Air shield protects surgical cut from bacterial infectionsPublished On: Mon, Oct 3rd, 2011 | Microbiology | By BioNews
The FDA has approved a unique medical device meant for reducing surgical-incision site contamination by infection-causing microorganisms.
The Air Barrier System, or ABS, developed by Nimbic Systems, based near Houston, Texas, creates a “cocoon” of highly pure air that surrounds a surgical incision site, Live Science reported.
The cocoon isolates the incision from ambient air to prevent the bacteria present in the operating room from harming the patient.
The portable ABS device prevents contamination without disrupting the surgical procedure or impeding access to the incision area, making it relatively easy to use.
The ABS consists of two components: A non-sterile, reusable blower unit that provides the source of HEPA filtered air; and a sterile, disposable nozzle that is affixed onto the surgical drape adjacent to the incision.
In 2009, Nimbic Systems received funding from the National Science Foundation to conduct ABS pilot trials, with the goal of determining the degree to which localized, directed HEPA air flow generated by the ABS reduced the amount of airborne particulates and colony-forming bacteria in the surgical field and wound during total hip arthroplasty.

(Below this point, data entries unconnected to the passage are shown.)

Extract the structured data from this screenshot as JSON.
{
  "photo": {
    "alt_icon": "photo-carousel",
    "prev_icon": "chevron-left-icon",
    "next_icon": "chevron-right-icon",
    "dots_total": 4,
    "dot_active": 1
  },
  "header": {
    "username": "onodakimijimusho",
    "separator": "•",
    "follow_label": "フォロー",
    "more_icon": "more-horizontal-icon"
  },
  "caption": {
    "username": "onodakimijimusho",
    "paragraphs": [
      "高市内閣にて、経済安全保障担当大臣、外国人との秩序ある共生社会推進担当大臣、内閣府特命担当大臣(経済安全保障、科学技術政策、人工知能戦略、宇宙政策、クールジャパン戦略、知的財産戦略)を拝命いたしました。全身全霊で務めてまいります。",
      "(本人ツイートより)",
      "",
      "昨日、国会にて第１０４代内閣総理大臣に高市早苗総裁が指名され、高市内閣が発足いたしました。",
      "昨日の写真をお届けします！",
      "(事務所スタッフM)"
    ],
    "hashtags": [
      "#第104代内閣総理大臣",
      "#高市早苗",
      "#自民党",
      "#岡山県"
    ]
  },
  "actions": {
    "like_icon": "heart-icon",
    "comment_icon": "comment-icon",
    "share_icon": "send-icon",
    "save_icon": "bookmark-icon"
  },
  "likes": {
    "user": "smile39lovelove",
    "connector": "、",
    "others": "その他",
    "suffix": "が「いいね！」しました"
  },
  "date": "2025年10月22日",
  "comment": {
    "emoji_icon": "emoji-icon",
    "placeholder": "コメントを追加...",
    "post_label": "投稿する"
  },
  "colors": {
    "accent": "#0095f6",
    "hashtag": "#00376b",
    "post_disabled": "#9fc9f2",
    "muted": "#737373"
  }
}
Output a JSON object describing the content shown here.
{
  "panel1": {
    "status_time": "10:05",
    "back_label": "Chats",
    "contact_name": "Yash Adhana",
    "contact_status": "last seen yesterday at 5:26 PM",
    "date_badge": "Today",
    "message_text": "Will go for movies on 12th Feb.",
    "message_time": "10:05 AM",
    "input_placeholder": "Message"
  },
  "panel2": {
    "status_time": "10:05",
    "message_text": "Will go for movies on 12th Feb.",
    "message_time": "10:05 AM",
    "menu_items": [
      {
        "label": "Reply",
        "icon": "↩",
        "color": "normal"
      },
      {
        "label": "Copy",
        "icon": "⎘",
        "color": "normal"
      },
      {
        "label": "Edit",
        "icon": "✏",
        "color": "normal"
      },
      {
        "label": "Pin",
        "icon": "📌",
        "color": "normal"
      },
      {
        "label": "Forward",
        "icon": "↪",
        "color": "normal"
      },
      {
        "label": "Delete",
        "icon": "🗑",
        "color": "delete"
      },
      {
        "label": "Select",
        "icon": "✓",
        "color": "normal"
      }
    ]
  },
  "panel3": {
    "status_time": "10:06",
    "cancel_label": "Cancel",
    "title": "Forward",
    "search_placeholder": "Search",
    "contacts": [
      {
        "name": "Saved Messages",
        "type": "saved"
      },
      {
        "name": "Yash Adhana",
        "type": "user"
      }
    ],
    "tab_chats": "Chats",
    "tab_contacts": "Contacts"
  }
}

The ABS system can reduce the number and size of bacterial colonies that grow on a nutrient rich broth in the lab.
The results of the preliminary hip arthroplasty trial revealed that the ABS reduces the presence of microorganisms at the incision site by greater than 84 percent.
Based on the data obtained in the pilot trials, the FDA approved the ABS for use in hip arthroplasty procedures, while future trials planned for later this year will investigate spine and femoral popliteal procedures.